House was constructed to be occupied by the buyer as a home
House was purchased from a builder-vendor, who had constructed it for the purpose of sale;
When sold, house wasn’t reasonably fit for its intended purpose or had not been constructed in a good and workmanlike manner;
At time of purchase, buyer was unaware of the defect and had no reasonable means of discovering it; AND
By reason of the defective condition, the buyer suffered damages.

Majority of jurisdictions, but not all, recognize this warranty

Some jurisdictions allow subsequent purchasers to recover for breach of implied warranty of workmanlike construction against a builder-vendor. (See Speight v. Walters Development)

II. Avoiding Enforcement

The following are grounds for avoiding the enforcement of a contract:

Incapacity

Minority
Mental
Intoxication

Duress
Undue influence
Misrepresentation
Non-disclosure
Unconscionability
Public policy

INCAPACITY:

Individuals in certain protected classes are legally incapable of incurring binding contractual obligations. Timely assertion of this defense by a promisor makes the contract voidable at his election.

Minority Incapacity=

Infancy doctrine is meant to protect minors from their lack of judgment and from “squandering their wealth” through bad contracts with crafty adults who would take advantage of them.

Traditional Rule= minors “sort of” lack capacity…A contract entered into between an infant and an adult is voidable by the infant but binding on the adult

Two main exceptions:

Necessities

Minor is liable for the reasonable value of necessities

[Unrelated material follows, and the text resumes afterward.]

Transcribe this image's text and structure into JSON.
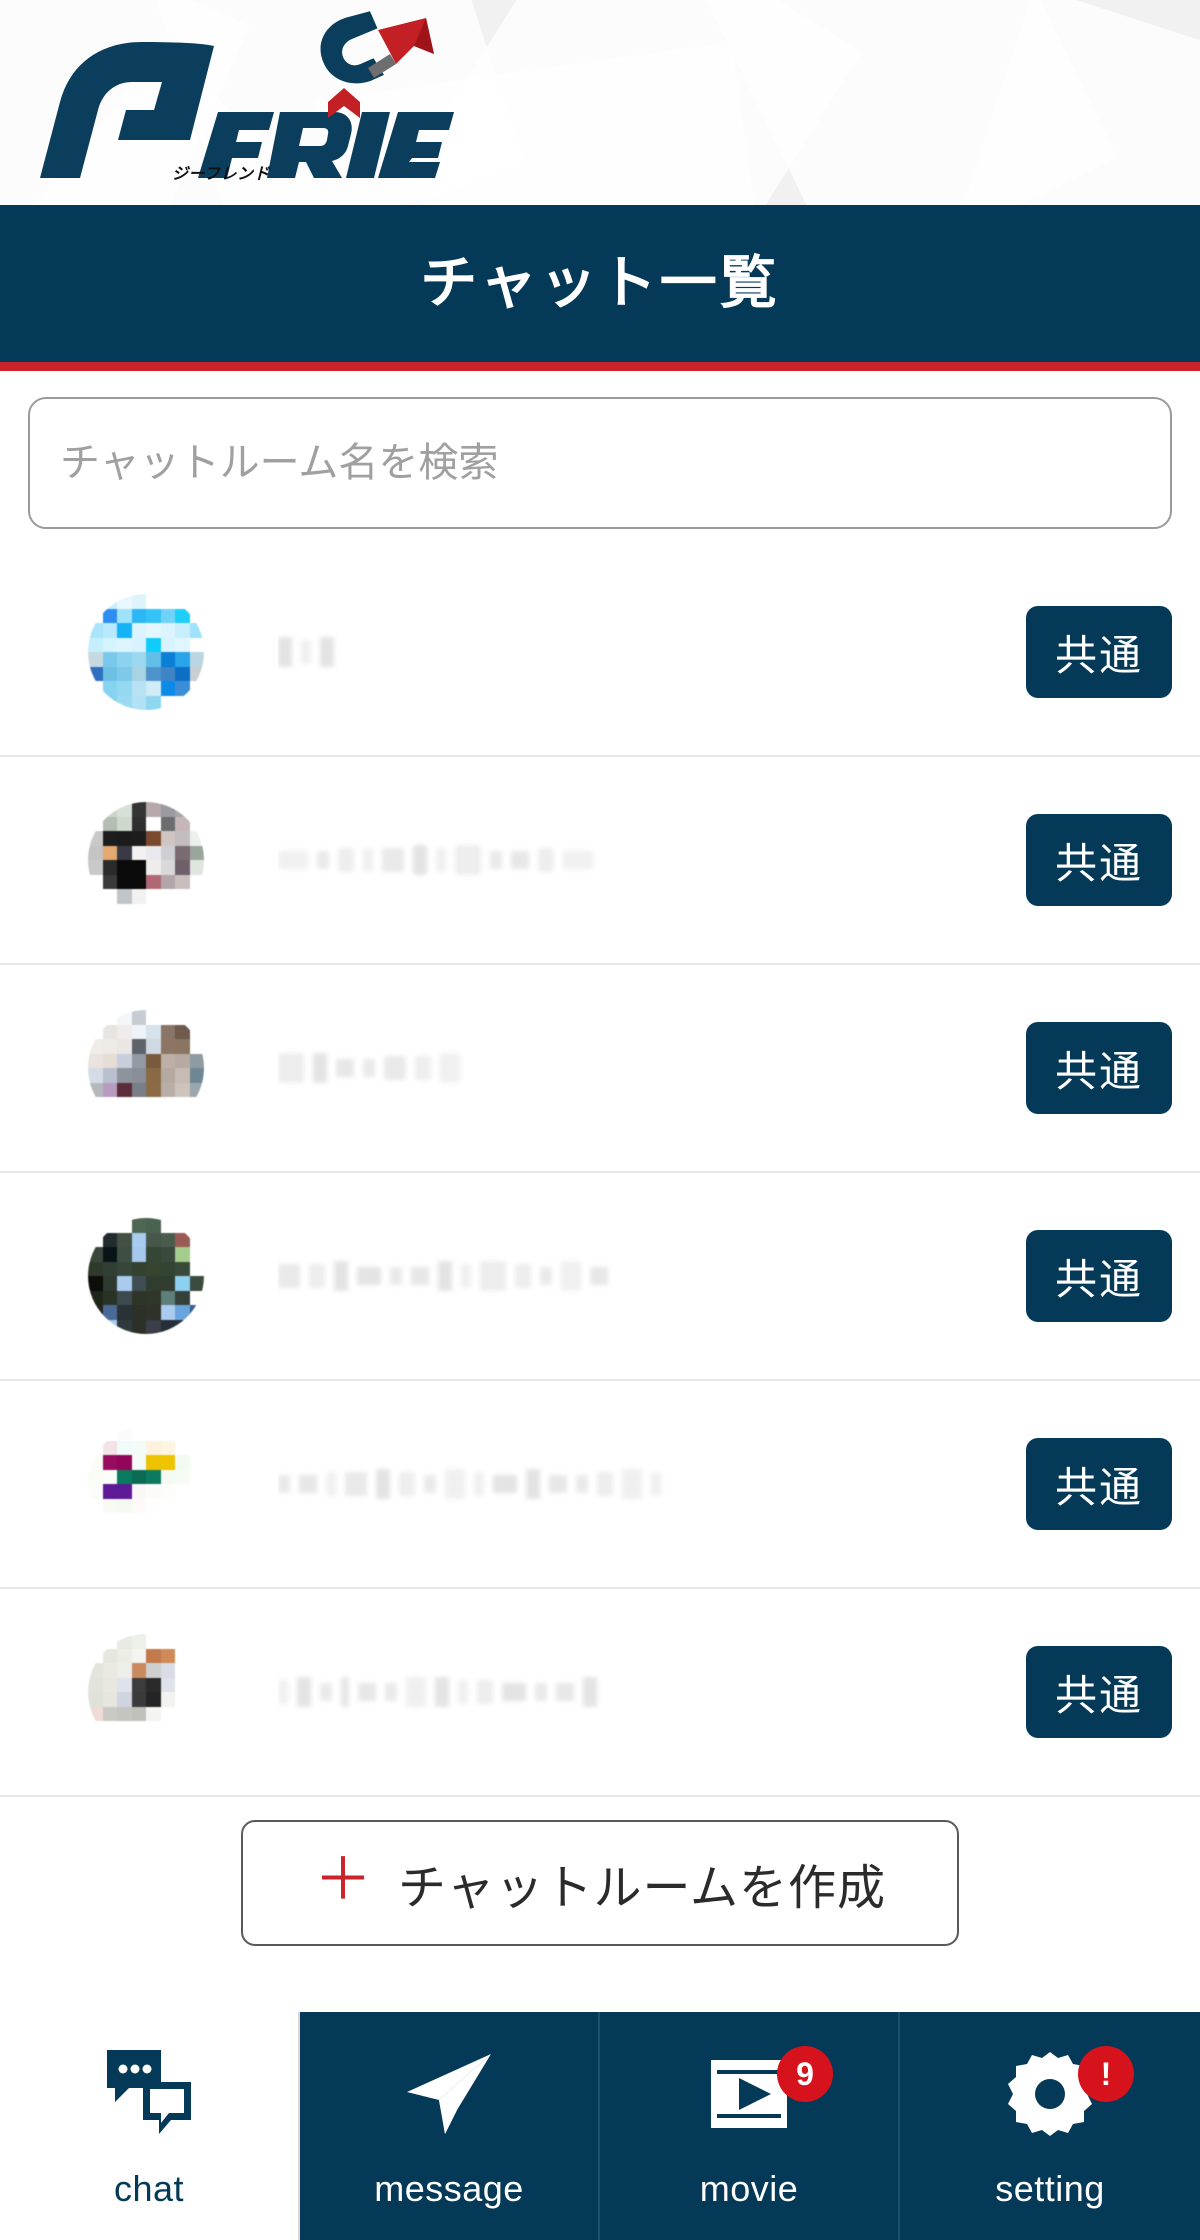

Necessities a

lements of Economic Duress=

Wrongful or improper threat;
Lack of reasonable alternative; AND
Actual inducement of the contract by the threat (threat must substantially contribute to the manifestation of assent)

Contracts under economic duress are deemed voidable NOT void; such contracts will be binding unless disaffirmed!

Threat need not be illegal in order to give rise to a claim of duress.

Mere threat to refuse to enter a contract, or to agree only to disproportionately favorable terms, is not duress because there is no general duty to enter into a contract.

Some courts require showing that Δ caused or contributed to the Π’s hardship.

UNDUE INFLUENCE:

Undue influence is persuasion that is coercive in nature, characterized by high pressure that works on mental, moral, or emotional weakness.

critical element of undue influence is a lessened capacity of one party to make a free contract. It involves an unfair advantage attributable to a mismatch between the parties.

Factors of Undue Influence=

Discussion of the transaction at an unusual or inappropriate time
Consummation of the transaction in an unusual place
Insistent demand that the deal be done at once
Extreme emphasis on serious consequences of delay;
Use of multiple persuaders by the dominant side against a single servient party;
Absence of third-party advisors to the servient party; and
Statements that there is no time to consult advisors.

The more of these factors that are present, the more likely the persuasion may be characterized as excessive.

8th unofficial factor is that the Δ know of the Π’s weakness

Undue Influence usually involves a lack of full vigor due to

Age
Physical condition
Emotional anguish